“O my God, O my Jesus, You are going away and leaving us! Oh! what joy there will be in heaven! But we have to remain here on earth. O eternal Word, what has Your creature done for You, that You should do so much for him and then ascend into heaven to glorify him even more? Tell me, what has he done for You, that You should love him so much? What has he given You? What do You look for in him? You love him so much that You give Yourself to him, You who are all things, and besides whom there is nothing. You want from him his entire will and intellect because when he gives them to You, he gives You all that he has. O infinite Wisdom, O supreme Good, O Love, O Love so little known, little loved, and possessed by so few! Oh! our ingratitude, cause of every evil! O Purity, so little known and so little desired! O my Spouse, now that You are in heaven, seated at the right hand of the eternal Father, create in me a pure heart and renew a right spirit within me” (St. Mary Magdalen dei Pazzi).
“Alas! how long this exile is, O Lord, and how the desire to see You makes it seem longer still! O Lord, what can an imprisoned soul do?… I want to please You. Behold me, Lord! If I have to live longer in order to serve You further, I refuse none of the crosses which may await me on earth. But alas, Lord, alas! These are but words; I am capable of nothing else. Permit my desires, at least, to have some value in Your sight, O my God, and do not regard my lack of merit!
“Ah! my works are poor, my God, even if I could perform many! Then why should I remain in this life, so full of misery? Only to do Your will. Could I do anything better than that? Hope, therefore, my soul, hope. Watch carefully, for you know not the day nor the hour. Everything passes quickly, even though your desire makes a short time seem very long. Remember that the more you struggle, the greater the proofs of love you will be giving to your God, and afterward, the more you will enjoy your Beloved in happiness and felicity without end” (Teresa of Jesus, Exclamations of the Soul to God, 15).
Note from Dan: This post on the Ascension of our Lord, which takes place forty days after Easter, is provided courtesy of Baronius Press and contains one of two meditations for the day. If you would like to get the full meditation from one of the best daily meditation works ever compiled, you can learn more here: Divine Intimacy. Please honor those who support us by purchasing and promoting their products.

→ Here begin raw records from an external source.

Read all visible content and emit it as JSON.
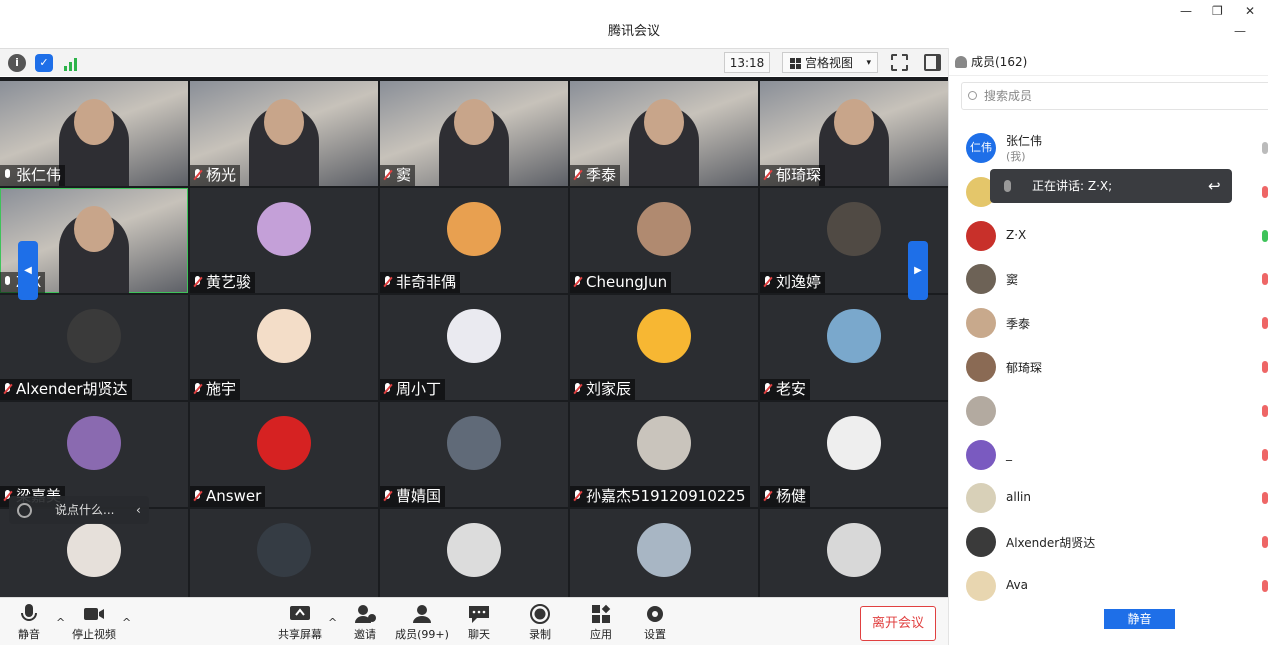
{
  "window": {
    "title": "腾讯会议",
    "min": "—",
    "restore": "❐",
    "close": "✕"
  },
  "toolbar": {
    "time": "13:18",
    "view_label": "宫格视图",
    "dropdown": "▾"
  },
  "tiles": [
    {
      "name": "张仁伟",
      "cam": true,
      "muted": false
    },
    {
      "name": "杨光",
      "cam": true,
      "muted": true
    },
    {
      "name": "窦",
      "cam": true,
      "muted": true
    },
    {
      "name": "季泰",
      "cam": true,
      "muted": true
    },
    {
      "name": "郁琦琛",
      "cam": true,
      "muted": true
    },
    {
      "name": "Z·X",
      "cam": true,
      "muted": false,
      "speaking": true
    },
    {
      "name": "黄艺骏",
      "avatar": "#c4a0d8",
      "muted": true
    },
    {
      "name": "非奇非偶",
      "avatar": "#e8a050",
      "muted": true
    },
    {
      "name": "CheungJun",
      "avatar": "#b08a70",
      "muted": true
    },
    {
      "name": "刘逸婷",
      "avatar": "#504a44",
      "muted": true
    },
    {
      "name": "Alxender胡贤达",
      "avatar": "#3a3a3a",
      "muted": true
    },
    {
      "name": "施宇",
      "avatar": "#f3ddc8",
      "muted": true
    },
    {
      "name": "周小丁",
      "avatar": "#eaeaf0",
      "muted": true
    },
    {
      "name": "刘家辰",
      "avatar": "#f7b733",
      "muted": true
    },
    {
      "name": "老安",
      "avatar": "#7aa8cc",
      "muted": true
    },
    {
      "name": "梁嘉美",
      "avatar": "#8a6ab0",
      "muted": true
    },
    {
      "name": "Answer",
      "avatar": "#d62222",
      "muted": true
    },
    {
      "name": "曹婧国",
      "avatar": "#606a78",
      "muted": true
    },
    {
      "name": "孙嘉杰519120910225",
      "avatar": "#c9c4bc",
      "muted": true
    },
    {
      "name": "杨健",
      "avatar": "#eeeeee",
      "muted": true
    },
    {
      "name": "",
      "avatar": "#e6e0da"
    },
    {
      "name": "",
      "avatar": "#353c44"
    },
    {
      "name": "",
      "avatar": "#dcdcdc"
    },
    {
      "name": "",
      "avatar": "#a8b6c4"
    },
    {
      "name": "",
      "avatar": "#d8d8d8"
    }
  ],
  "chat": {
    "placeholder": "说点什么...",
    "collapse": "‹"
  },
  "bottom": {
    "mute": "静音",
    "stop_video": "停止视频",
    "share": "共享屏幕",
    "invite": "邀请",
    "members": "成员(99+)",
    "chat": "聊天",
    "record": "录制",
    "apps": "应用",
    "settings": "设置",
    "leave": "离开会议",
    "chev": "^"
  },
  "panel": {
    "title": "成员(162)",
    "search_placeholder": "搜索成员",
    "me_initials": "仁伟",
    "me_note": "(我)",
    "members": [
      {
        "name": "张仁伟",
        "color": "#1e6fe8"
      },
      {
        "name": "",
        "color": "#e4c66a"
      },
      {
        "name": "Z·X",
        "color": "#c8302a"
      },
      {
        "name": "窦",
        "color": "#6d6256"
      },
      {
        "name": "季泰",
        "color": "#c8a98c"
      },
      {
        "name": "郁琦琛",
        "color": "#8a6a54"
      },
      {
        "name": "",
        "color": "#b3aaa0"
      },
      {
        "name": "_",
        "color": "#7a5ac0"
      },
      {
        "name": "allin",
        "color": "#d8d0b8"
      },
      {
        "name": "Alxender胡贤达",
        "color": "#3a3a3a"
      },
      {
        "name": "Ava",
        "color": "#e8d6b0"
      }
    ],
    "talking": "正在讲话: Z·X;",
    "mute_all": "静音"
  },
  "colors": {
    "accent": "#1e6fe8",
    "danger": "#e04040",
    "speaking": "#3ec35a"
  }
}
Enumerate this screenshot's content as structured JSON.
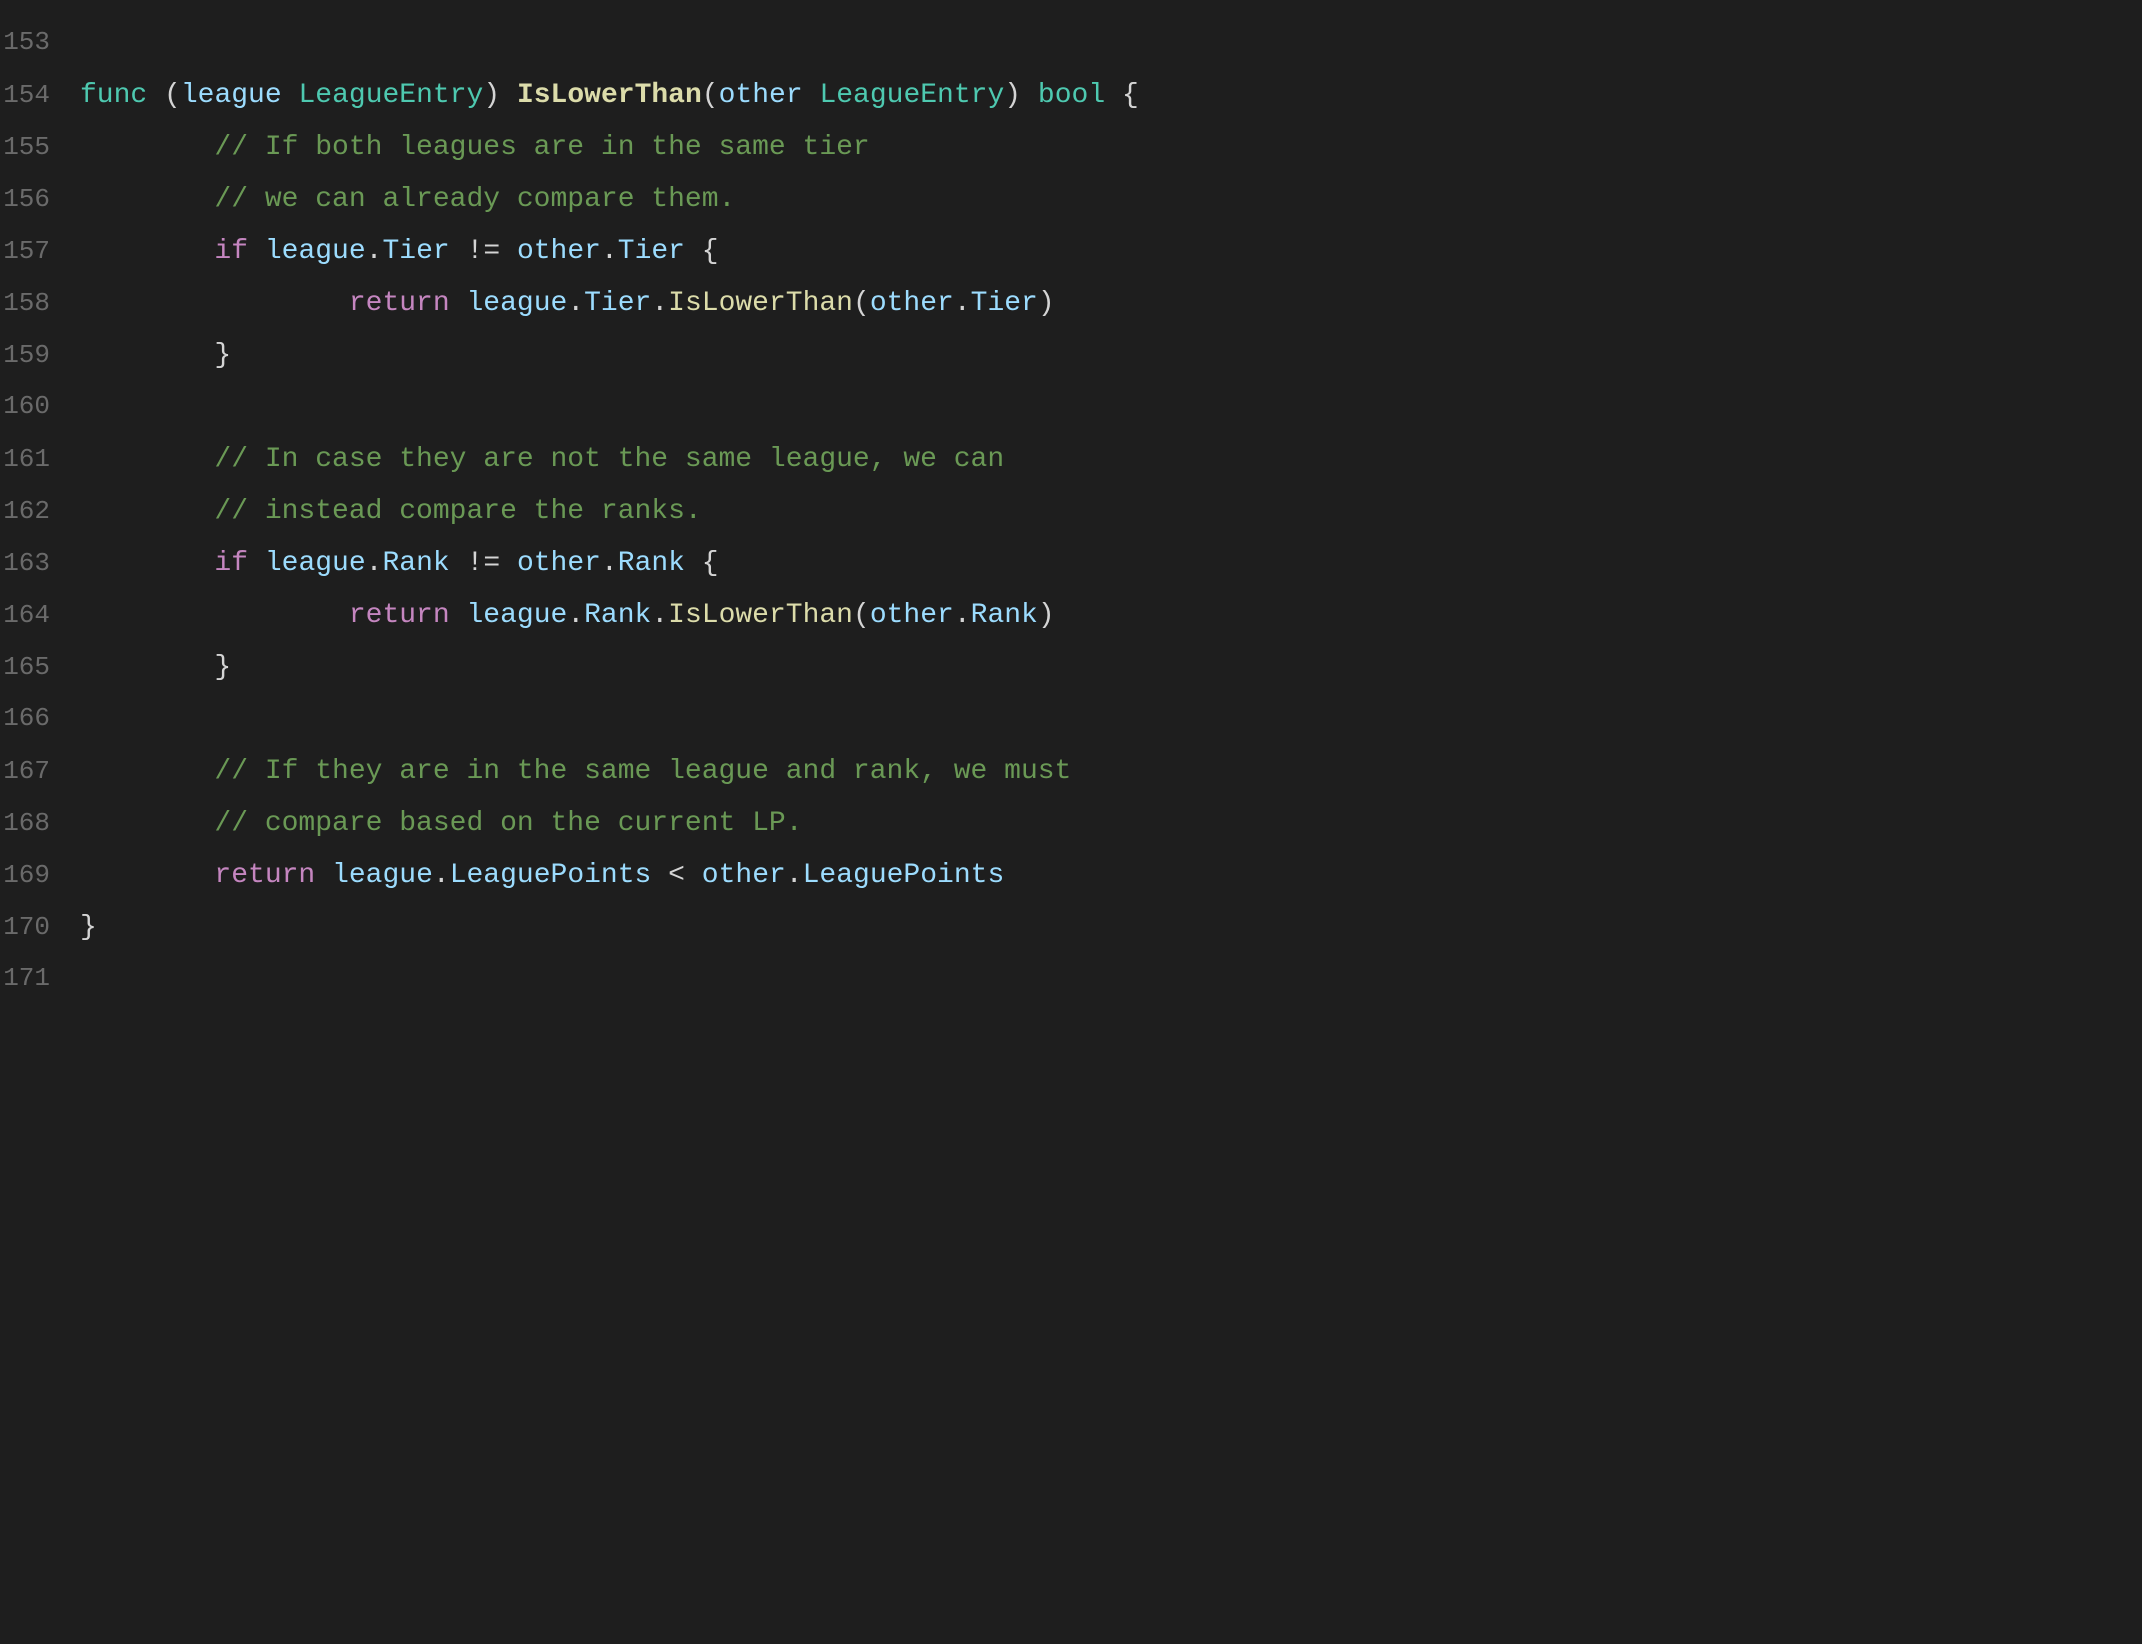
{
  "lines": [
    {
      "num": "153",
      "tokens": []
    },
    {
      "num": "154",
      "content": "func_sig"
    },
    {
      "num": "155",
      "content": "comment1"
    },
    {
      "num": "156",
      "content": "comment2"
    },
    {
      "num": "157",
      "content": "if_tier"
    },
    {
      "num": "158",
      "content": "return_tier"
    },
    {
      "num": "159",
      "content": "close_brace1"
    },
    {
      "num": "160",
      "tokens": []
    },
    {
      "num": "161",
      "content": "comment3"
    },
    {
      "num": "162",
      "content": "comment4"
    },
    {
      "num": "163",
      "content": "if_rank"
    },
    {
      "num": "164",
      "content": "return_rank"
    },
    {
      "num": "165",
      "content": "close_brace2"
    },
    {
      "num": "166",
      "tokens": []
    },
    {
      "num": "167",
      "content": "comment5"
    },
    {
      "num": "168",
      "content": "comment6"
    },
    {
      "num": "169",
      "content": "return_lp"
    },
    {
      "num": "170",
      "content": "close_brace3"
    },
    {
      "num": "171",
      "tokens": []
    }
  ],
  "texts": {
    "line153": "153",
    "line154": "154",
    "line155": "155",
    "line156": "156",
    "line157": "157",
    "line158": "158",
    "line159": "159",
    "line160": "160",
    "line161": "161",
    "line162": "162",
    "line163": "163",
    "line164": "164",
    "line165": "165",
    "line166": "166",
    "line167": "167",
    "line168": "168",
    "line169": "169",
    "line170": "170",
    "line171": "171"
  }
}
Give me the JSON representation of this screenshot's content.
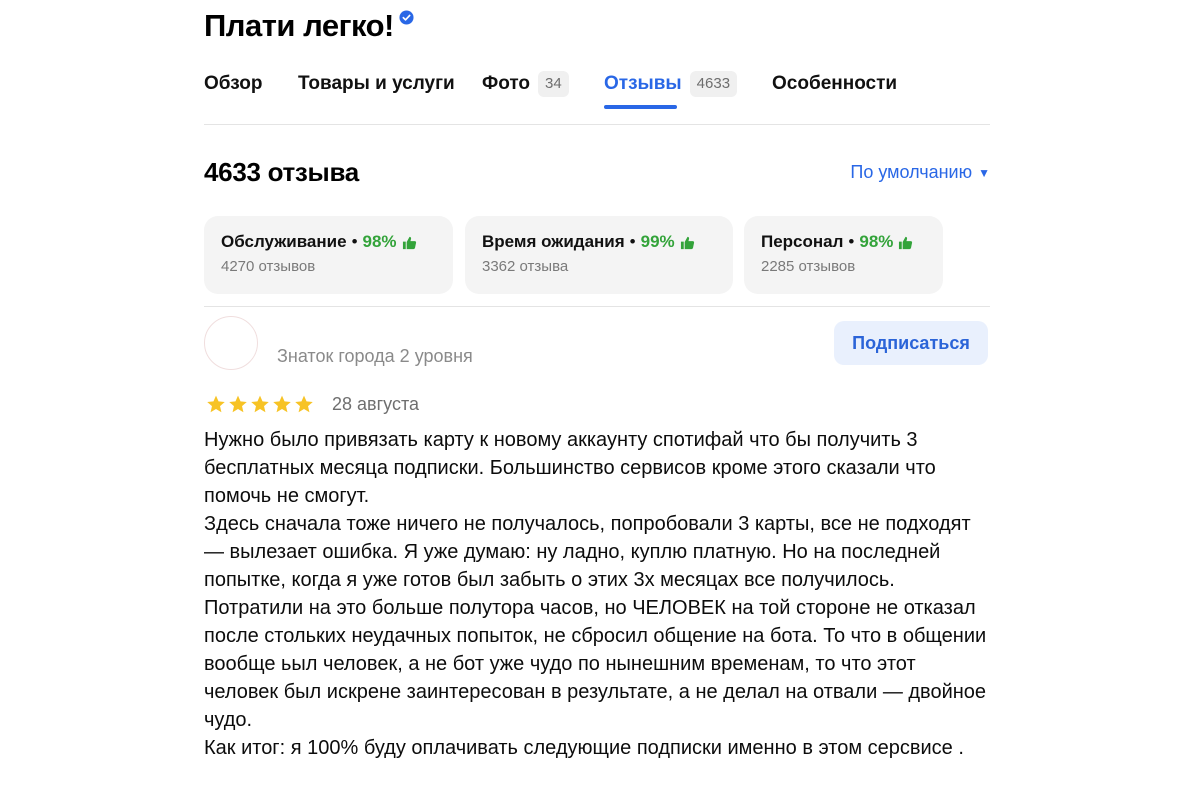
{
  "business": {
    "name": "Плати легко!",
    "verified_icon": "verified-badge-icon"
  },
  "tabs": [
    {
      "label": "Обзор",
      "count": null,
      "active": false
    },
    {
      "label": "Товары и услуги",
      "count": null,
      "active": false
    },
    {
      "label": "Фото",
      "count": "34",
      "active": false
    },
    {
      "label": "Отзывы",
      "count": "4633",
      "active": true
    },
    {
      "label": "Особенности",
      "count": null,
      "active": false
    }
  ],
  "reviews": {
    "header": "4633 отзыва",
    "sort_label": "По умолчанию",
    "sort_icon": "caret-down-icon"
  },
  "aspects": [
    {
      "name": "Обслуживание",
      "percent": "98%",
      "count_text": "4270 отзывов"
    },
    {
      "name": "Время ожидания",
      "percent": "99%",
      "count_text": "3362 отзыва"
    },
    {
      "name": "Персонал",
      "percent": "98%",
      "count_text": "2285 отзывов"
    }
  ],
  "colors": {
    "accent_blue": "#2967e6",
    "positive_green": "#33a33a",
    "star_yellow": "#f7c325"
  },
  "review": {
    "author_level": "Знаток города 2 уровня",
    "subscribe_label": "Подписаться",
    "rating": 5,
    "date": "28 августа",
    "paragraphs": [
      "Нужно было привязать карту к новому аккаунту спотифай что бы получить 3 бесплатных месяца подписки. Большинство сервисов кроме этого сказали что помочь не смогут.",
      "Здесь сначала тоже ничего не получалось, попробовали 3 карты, все не подходят — вылезает ошибка. Я уже думаю: ну ладно, куплю платную. Но на последней попытке, когда я уже готов был забыть о этих 3х месяцах все получилось. Потратили на это больше полутора часов, но ЧЕЛОВЕК на той стороне не отказал после стольких неудачных попыток, не сбросил общение на бота. То что в общении вообще ьыл человек, а не бот уже чудо по нынешним временам, то что этот человек был искрене заинтересован в результате, а не делал на отвали — двойное чудо.",
      "Как итог: я 100% буду оплачивать следующие подписки именно в этом серсвисе ."
    ]
  }
}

Art for this post on the Ascension of Our Lord, which takes place forty days after Easter: Ascension of Christ, Benvenuto Tisi da Garofalo, between 1510 and 1520, PD-US author’s life plus 100 years or less, Wikimedia Commons. Father Gabriel of St. Mary Magdalen, mirror from open source material.